Supplied records below:

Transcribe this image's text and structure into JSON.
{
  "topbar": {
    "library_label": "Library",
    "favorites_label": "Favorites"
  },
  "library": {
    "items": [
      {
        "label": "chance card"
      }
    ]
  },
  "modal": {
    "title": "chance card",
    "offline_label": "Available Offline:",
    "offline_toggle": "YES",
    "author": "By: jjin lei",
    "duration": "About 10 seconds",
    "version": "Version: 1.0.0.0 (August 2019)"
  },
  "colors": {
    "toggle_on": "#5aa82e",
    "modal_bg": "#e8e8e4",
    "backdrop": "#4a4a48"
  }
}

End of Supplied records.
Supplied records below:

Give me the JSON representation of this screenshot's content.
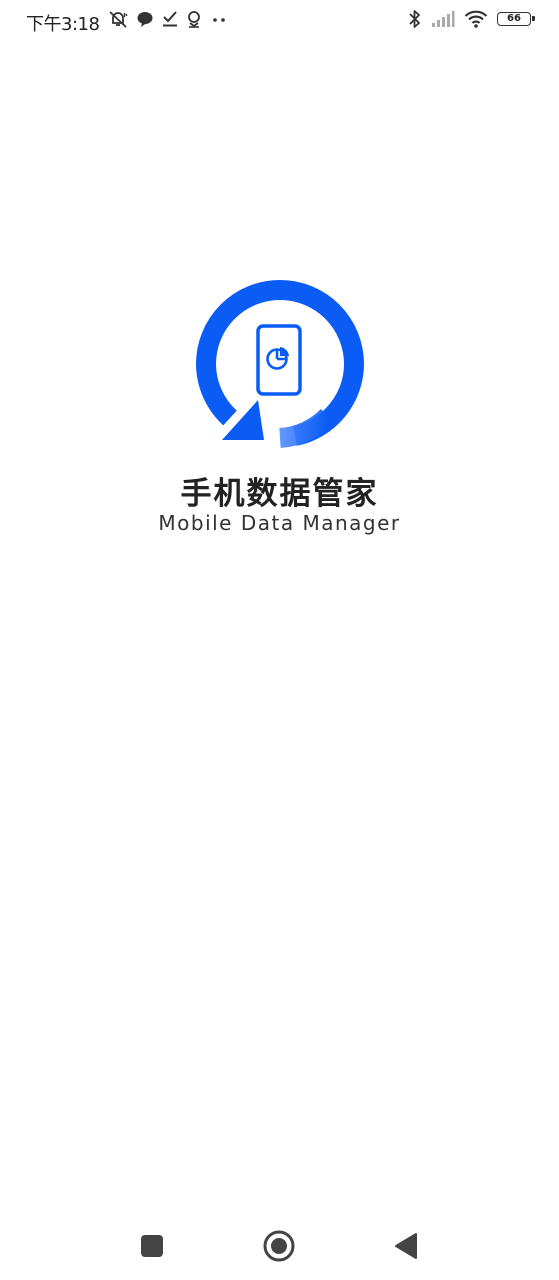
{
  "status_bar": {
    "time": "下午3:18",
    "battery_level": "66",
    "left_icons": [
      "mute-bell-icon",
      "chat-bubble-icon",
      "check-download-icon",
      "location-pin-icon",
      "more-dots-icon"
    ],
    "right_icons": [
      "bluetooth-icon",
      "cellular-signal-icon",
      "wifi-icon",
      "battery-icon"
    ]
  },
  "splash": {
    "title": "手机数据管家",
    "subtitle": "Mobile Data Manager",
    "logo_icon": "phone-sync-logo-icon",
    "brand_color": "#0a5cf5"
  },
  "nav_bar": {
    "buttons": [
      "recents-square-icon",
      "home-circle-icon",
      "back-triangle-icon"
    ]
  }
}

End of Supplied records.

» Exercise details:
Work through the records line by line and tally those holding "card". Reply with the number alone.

» Problem solution:
2